## [Exercise prompt]
Set down the entries once more, exactly as they are written.
*** Opening Information supplied ***
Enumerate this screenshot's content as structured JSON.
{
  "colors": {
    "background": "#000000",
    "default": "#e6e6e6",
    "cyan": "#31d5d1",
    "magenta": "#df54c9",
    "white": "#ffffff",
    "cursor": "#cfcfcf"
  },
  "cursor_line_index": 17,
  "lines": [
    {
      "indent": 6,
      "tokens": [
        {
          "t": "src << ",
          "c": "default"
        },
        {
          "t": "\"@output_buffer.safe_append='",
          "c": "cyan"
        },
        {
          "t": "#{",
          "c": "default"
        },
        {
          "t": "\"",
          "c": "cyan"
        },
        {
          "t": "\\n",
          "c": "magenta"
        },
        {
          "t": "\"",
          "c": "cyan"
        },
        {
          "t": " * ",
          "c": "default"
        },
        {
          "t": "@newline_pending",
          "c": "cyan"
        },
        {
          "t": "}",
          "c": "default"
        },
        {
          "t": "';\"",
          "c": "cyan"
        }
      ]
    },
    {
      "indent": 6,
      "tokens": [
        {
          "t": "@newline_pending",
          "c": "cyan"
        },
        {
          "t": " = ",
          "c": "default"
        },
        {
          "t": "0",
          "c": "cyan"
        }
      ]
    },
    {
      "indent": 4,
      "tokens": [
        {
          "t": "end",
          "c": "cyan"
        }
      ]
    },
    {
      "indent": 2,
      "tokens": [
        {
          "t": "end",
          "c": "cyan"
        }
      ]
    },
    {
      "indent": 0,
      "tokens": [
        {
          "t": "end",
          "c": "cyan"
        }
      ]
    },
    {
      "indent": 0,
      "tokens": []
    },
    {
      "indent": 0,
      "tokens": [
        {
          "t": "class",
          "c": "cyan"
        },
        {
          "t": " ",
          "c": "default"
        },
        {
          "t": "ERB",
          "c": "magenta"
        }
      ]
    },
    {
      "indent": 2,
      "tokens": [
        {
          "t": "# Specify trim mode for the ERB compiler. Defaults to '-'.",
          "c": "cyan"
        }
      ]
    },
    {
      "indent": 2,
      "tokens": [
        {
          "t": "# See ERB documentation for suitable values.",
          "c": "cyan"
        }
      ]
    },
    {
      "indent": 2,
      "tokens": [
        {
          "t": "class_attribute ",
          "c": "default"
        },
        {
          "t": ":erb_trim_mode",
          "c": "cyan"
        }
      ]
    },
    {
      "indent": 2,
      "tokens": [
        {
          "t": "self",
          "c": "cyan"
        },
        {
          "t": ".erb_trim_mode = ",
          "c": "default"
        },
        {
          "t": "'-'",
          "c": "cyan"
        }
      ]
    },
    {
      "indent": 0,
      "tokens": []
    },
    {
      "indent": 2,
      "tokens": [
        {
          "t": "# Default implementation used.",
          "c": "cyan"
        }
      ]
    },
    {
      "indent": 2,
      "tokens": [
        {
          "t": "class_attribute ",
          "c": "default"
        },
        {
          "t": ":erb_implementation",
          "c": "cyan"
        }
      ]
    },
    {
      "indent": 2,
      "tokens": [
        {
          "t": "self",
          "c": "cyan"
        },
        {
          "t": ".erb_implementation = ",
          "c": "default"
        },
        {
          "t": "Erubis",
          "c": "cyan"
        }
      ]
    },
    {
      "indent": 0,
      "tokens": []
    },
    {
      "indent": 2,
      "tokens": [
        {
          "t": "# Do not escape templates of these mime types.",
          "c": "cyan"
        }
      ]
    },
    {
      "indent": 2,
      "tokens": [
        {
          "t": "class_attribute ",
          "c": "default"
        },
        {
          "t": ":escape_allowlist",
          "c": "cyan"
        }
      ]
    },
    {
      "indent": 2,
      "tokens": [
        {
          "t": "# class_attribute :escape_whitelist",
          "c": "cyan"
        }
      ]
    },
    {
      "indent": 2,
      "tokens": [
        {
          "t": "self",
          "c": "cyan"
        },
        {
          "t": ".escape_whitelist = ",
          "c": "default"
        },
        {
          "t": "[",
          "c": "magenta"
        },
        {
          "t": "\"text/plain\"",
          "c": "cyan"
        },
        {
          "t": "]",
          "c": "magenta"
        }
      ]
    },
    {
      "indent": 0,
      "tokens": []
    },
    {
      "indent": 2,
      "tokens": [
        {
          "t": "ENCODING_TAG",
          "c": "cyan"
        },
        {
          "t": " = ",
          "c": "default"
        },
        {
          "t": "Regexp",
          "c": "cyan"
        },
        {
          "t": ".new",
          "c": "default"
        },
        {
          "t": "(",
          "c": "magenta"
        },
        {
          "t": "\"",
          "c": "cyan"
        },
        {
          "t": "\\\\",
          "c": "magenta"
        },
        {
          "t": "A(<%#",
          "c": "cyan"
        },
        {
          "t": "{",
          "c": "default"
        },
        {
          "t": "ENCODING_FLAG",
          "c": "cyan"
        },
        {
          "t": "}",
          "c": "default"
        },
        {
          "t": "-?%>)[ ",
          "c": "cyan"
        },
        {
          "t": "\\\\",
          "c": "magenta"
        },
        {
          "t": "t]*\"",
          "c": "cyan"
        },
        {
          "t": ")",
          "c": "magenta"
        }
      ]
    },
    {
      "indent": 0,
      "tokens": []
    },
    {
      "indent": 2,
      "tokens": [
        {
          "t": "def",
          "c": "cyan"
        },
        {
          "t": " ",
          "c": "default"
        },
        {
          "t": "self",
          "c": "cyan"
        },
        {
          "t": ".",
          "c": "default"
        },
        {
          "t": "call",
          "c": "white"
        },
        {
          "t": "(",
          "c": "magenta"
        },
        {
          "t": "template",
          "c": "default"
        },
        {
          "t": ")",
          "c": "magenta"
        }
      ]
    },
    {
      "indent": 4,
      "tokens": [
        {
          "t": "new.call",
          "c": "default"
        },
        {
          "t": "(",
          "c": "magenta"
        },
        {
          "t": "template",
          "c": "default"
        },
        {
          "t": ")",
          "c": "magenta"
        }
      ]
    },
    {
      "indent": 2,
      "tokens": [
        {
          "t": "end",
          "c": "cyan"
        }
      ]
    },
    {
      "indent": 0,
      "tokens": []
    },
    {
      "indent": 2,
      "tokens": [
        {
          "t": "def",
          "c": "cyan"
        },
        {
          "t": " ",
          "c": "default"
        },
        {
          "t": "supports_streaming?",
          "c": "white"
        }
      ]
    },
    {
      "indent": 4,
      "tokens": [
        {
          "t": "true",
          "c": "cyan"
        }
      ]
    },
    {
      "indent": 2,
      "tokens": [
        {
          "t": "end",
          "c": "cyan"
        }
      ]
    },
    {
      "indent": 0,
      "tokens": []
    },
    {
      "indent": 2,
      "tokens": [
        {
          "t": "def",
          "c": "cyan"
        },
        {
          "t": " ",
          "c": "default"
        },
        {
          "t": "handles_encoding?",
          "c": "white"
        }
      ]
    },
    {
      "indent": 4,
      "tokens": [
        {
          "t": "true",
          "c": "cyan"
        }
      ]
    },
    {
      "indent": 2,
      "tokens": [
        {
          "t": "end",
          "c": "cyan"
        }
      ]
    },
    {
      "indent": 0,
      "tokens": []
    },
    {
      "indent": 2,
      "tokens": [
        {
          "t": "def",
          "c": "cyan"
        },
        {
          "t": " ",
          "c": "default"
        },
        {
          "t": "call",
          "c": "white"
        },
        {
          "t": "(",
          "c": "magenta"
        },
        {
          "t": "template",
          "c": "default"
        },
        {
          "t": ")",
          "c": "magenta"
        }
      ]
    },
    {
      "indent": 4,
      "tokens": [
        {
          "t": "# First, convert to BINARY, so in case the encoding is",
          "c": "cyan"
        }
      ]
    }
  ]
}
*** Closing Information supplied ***
## [Task answer]
Enumerate this screenshot's content as structured JSON.
{
  "colors": {
    "background": "#000000",
    "default": "#e6e6e6",
    "cyan": "#31d5d1",
    "magenta": "#df54c9",
    "white": "#ffffff",
    "cursor": "#cfcfcf"
  },
  "cursor_line_index": 17,
  "lines": [
    {
      "indent": 6,
      "tokens": [
        {
          "t": "src << ",
          "c": "default"
        },
        {
          "t": "\"@output_buffer.safe_append='",
          "c": "cyan"
        },
        {
          "t": "#{",
          "c": "default"
        },
        {
          "t": "\"",
          "c": "cyan"
        },
        {
          "t": "\\n",
          "c": "magenta"
        },
        {
          "t": "\"",
          "c": "cyan"
        },
        {
          "t": " * ",
          "c": "default"
        },
        {
          "t": "@newline_pending",
          "c": "cyan"
        },
        {
          "t": "}",
          "c": "default"
        },
        {
          "t": "';\"",
          "c": "cyan"
        }
      ]
    },
    {
      "indent": 6,
      "tokens": [
        {
          "t": "@newline_pending",
          "c": "cyan"
        },
        {
          "t": " = ",
          "c": "default"
        },
        {
          "t": "0",
          "c": "cyan"
        }
      ]
    },
    {
      "indent": 4,
      "tokens": [
        {
          "t": "end",
          "c": "cyan"
        }
      ]
    },
    {
      "indent": 2,
      "tokens": [
        {
          "t": "end",
          "c": "cyan"
        }
      ]
    },
    {
      "indent": 0,
      "tokens": [
        {
          "t": "end",
          "c": "cyan"
        }
      ]
    },
    {
      "indent": 0,
      "tokens": []
    },
    {
      "indent": 0,
      "tokens": [
        {
          "t": "class",
          "c": "cyan"
        },
        {
          "t": " ",
          "c": "default"
        },
        {
          "t": "ERB",
          "c": "magenta"
        }
      ]
    },
    {
      "indent": 2,
      "tokens": [
        {
          "t": "# Specify trim mode for the ERB compiler. Defaults to '-'.",
          "c": "cyan"
        }
      ]
    },
    {
      "indent": 2,
      "tokens": [
        {
          "t": "# See ERB documentation for suitable values.",
          "c": "cyan"
        }
      ]
    },
    {
      "indent": 2,
      "tokens": [
        {
          "t": "class_attribute ",
          "c": "default"
        },
        {
          "t": ":erb_trim_mode",
          "c": "cyan"
        }
      ]
    },
    {
      "indent": 2,
      "tokens": [
        {
          "t": "self",
          "c": "cyan"
        },
        {
          "t": ".erb_trim_mode = ",
          "c": "default"
        },
        {
          "t": "'-'",
          "c": "cyan"
        }
      ]
    },
    {
      "indent": 0,
      "tokens": []
    },
    {
      "indent": 2,
      "tokens": [
        {
          "t": "# Default implementation used.",
          "c": "cyan"
        }
      ]
    },
    {
      "indent": 2,
      "tokens": [
        {
          "t": "class_attribute ",
          "c": "default"
        },
        {
          "t": ":erb_implementation",
          "c": "cyan"
        }
      ]
    },
    {
      "indent": 2,
      "tokens": [
        {
          "t": "self",
          "c": "cyan"
        },
        {
          "t": ".erb_implementation = ",
          "c": "default"
        },
        {
          "t": "Erubis",
          "c": "cyan"
        }
      ]
    },
    {
      "indent": 0,
      "tokens": []
    },
    {
      "indent": 2,
      "tokens": [
        {
          "t": "# Do not escape templates of these mime types.",
          "c": "cyan"
        }
      ]
    },
    {
      "indent": 2,
      "tokens": [
        {
          "t": "class_attribute ",
          "c": "default"
        },
        {
          "t": ":escape_allowlist",
          "c": "cyan"
        }
      ]
    },
    {
      "indent": 2,
      "tokens": [
        {
          "t": "# class_attribute :escape_whitelist",
          "c": "cyan"
        }
      ]
    },
    {
      "indent": 2,
      "tokens": [
        {
          "t": "self",
          "c": "cyan"
        },
        {
          "t": ".escape_whitelist = ",
          "c": "default"
        },
        {
          "t": "[",
          "c": "magenta"
        },
        {
          "t": "\"text/plain\"",
          "c": "cyan"
        },
        {
          "t": "]",
          "c": "magenta"
        }
      ]
    },
    {
      "indent": 0,
      "tokens": []
    },
    {
      "indent": 2,
      "tokens": [
        {
          "t": "ENCODING_TAG",
          "c": "cyan"
        },
        {
          "t": " = ",
          "c": "default"
        },
        {
          "t": "Regexp",
          "c": "cyan"
        },
        {
          "t": ".new",
          "c": "default"
        },
        {
          "t": "(",
          "c": "magenta"
        },
        {
          "t": "\"",
          "c": "cyan"
        },
        {
          "t": "\\\\",
          "c": "magenta"
        },
        {
          "t": "A(<%#",
          "c": "cyan"
        },
        {
          "t": "{",
          "c": "default"
        },
        {
          "t": "ENCODING_FLAG",
          "c": "cyan"
        },
        {
          "t": "}",
          "c": "default"
        },
        {
          "t": "-?%>)[ ",
          "c": "cyan"
        },
        {
          "t": "\\\\",
          "c": "magenta"
        },
        {
          "t": "t]*\"",
          "c": "cyan"
        },
        {
          "t": ")",
          "c": "magenta"
        }
      ]
    },
    {
      "indent": 0,
      "tokens": []
    },
    {
      "indent": 2,
      "tokens": [
        {
          "t": "def",
          "c": "cyan"
        },
        {
          "t": " ",
          "c": "default"
        },
        {
          "t": "self",
          "c": "cyan"
        },
        {
          "t": ".",
          "c": "default"
        },
        {
          "t": "call",
          "c": "white"
        },
        {
          "t": "(",
          "c": "magenta"
        },
        {
          "t": "template",
          "c": "default"
        },
        {
          "t": ")",
          "c": "magenta"
        }
      ]
    },
    {
      "indent": 4,
      "tokens": [
        {
          "t": "new.call",
          "c": "default"
        },
        {
          "t": "(",
          "c": "magenta"
        },
        {
          "t": "template",
          "c": "default"
        },
        {
          "t": ")",
          "c": "magenta"
        }
      ]
    },
    {
      "indent": 2,
      "tokens": [
        {
          "t": "end",
          "c": "cyan"
        }
      ]
    },
    {
      "indent": 0,
      "tokens": []
    },
    {
      "indent": 2,
      "tokens": [
        {
          "t": "def",
          "c": "cyan"
        },
        {
          "t": " ",
          "c": "default"
        },
        {
          "t": "supports_streaming?",
          "c": "white"
        }
      ]
    },
    {
      "indent": 4,
      "tokens": [
        {
          "t": "true",
          "c": "cyan"
        }
      ]
    },
    {
      "indent": 2,
      "tokens": [
        {
          "t": "end",
          "c": "cyan"
        }
      ]
    },
    {
      "indent": 0,
      "tokens": []
    },
    {
      "indent": 2,
      "tokens": [
        {
          "t": "def",
          "c": "cyan"
        },
        {
          "t": " ",
          "c": "default"
        },
        {
          "t": "handles_encoding?",
          "c": "white"
        }
      ]
    },
    {
      "indent": 4,
      "tokens": [
        {
          "t": "true",
          "c": "cyan"
        }
      ]
    },
    {
      "indent": 2,
      "tokens": [
        {
          "t": "end",
          "c": "cyan"
        }
      ]
    },
    {
      "indent": 0,
      "tokens": []
    },
    {
      "indent": 2,
      "tokens": [
        {
          "t": "def",
          "c": "cyan"
        },
        {
          "t": " ",
          "c": "default"
        },
        {
          "t": "call",
          "c": "white"
        },
        {
          "t": "(",
          "c": "magenta"
        },
        {
          "t": "template",
          "c": "default"
        },
        {
          "t": ")",
          "c": "magenta"
        }
      ]
    },
    {
      "indent": 4,
      "tokens": [
        {
          "t": "# First, convert to BINARY, so in case the encoding is",
          "c": "cyan"
        }
      ]
    }
  ]
}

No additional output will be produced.